The current situation of contaminated soil might appear bleak, but it does present us with an exciting opportunity for biochar as a combined resource-recovery and remediation strategy, which can drastically reduce future remediation costs and reclaim valuable land, while at the same time unlocking billions of tonnes of valuable resources contained within these waste streams, improving the local environments and welfare and therefore contribute to progress on several sustainable development goals.

Bioremediation via active microbes pre-inoculated onto biochar can be viewed as a complete delivery package to soil as it contains the cellular machinery (i.e. the microbes) that degrade/detoxify the pollutants, and nutrients (provisioned by the biochar) needed to support the microbes. Biochar also provides a surface carrier-support allowing the direct adsorption of the pollutant molecules into its inner pores, which is believed to favour electron transfer with the microbial cells and thus acting as an electron shuttle that accelerates pollutant degradation/detoxification. Pre-inoculated biochar can thus be regarded as more favourable for remediation compared with amendment of soil with non-inoculated biochar as the latter relies on the presence of bioremediation-active microbes in the soil and their interaction with the biochar. However, the variability in the physicochemical and functional properties of different biochars can make matchmaking them with the microbial degraders unreliable and their subsequent use in soil remediation unpredictable. Therefore, future progress in biochar development is expected to centre around ‘tuning’ the properties for tailored bioremediation applications.

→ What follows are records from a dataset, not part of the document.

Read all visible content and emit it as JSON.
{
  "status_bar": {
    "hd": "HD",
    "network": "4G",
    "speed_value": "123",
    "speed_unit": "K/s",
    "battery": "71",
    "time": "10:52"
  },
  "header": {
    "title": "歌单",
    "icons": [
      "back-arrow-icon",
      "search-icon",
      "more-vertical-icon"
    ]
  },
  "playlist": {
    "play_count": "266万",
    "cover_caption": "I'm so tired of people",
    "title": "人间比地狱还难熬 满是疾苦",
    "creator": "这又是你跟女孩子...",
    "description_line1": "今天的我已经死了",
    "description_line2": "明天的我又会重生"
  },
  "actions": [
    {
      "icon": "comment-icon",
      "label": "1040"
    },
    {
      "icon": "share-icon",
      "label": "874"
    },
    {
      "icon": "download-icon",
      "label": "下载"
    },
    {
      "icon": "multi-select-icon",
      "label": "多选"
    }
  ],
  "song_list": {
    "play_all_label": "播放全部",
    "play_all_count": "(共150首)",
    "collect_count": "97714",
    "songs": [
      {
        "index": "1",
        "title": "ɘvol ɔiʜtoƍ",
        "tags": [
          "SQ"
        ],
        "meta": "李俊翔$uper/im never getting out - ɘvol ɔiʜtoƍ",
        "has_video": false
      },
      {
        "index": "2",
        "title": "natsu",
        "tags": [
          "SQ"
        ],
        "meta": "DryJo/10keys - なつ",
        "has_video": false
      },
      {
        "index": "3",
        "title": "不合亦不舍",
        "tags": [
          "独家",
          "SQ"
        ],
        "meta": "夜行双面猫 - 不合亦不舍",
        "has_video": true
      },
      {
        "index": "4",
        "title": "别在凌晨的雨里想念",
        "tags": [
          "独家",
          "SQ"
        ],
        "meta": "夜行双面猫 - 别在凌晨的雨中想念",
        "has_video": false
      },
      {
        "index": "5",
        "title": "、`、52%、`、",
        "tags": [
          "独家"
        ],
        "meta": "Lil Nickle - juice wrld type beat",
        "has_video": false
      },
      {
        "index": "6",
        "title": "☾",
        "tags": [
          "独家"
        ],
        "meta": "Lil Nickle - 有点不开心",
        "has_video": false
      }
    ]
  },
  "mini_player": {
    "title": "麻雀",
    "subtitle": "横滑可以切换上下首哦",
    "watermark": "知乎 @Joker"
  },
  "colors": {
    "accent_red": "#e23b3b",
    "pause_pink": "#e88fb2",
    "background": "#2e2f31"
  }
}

Further study is also needed to critically examine the role of microbes in soil remediation and mineralisation processes. Although the combination of functional microbes and biochar amendment has been shown as a promising technology for the green and sustainable remediation of contaminated soils, there is currently a disconnect between our understanding of the contaminant removal processes at the laboratory scale versus the field scale. Therefore future work should seek to bridge this gap by incorporating current knowledge into design considerations and monitoring system performance over multiple years. Moreover, the lifetime of the biochar-augmented medium is another remaining knowledge gap. While media composition can be manipulated to maximise sorption capacity, our understanding of the effects of weathering under actual environmental conditions on long-term performance of degradation is particularly lacking. Therefore, field studies that monitor long-term performance are warranted. This will require interdisciplinary efforts among researchers in chemistry, microbiology, engineering and technology as well as collaborations between researchers and practitioners to ensure effective implementation of this technology into broader practice.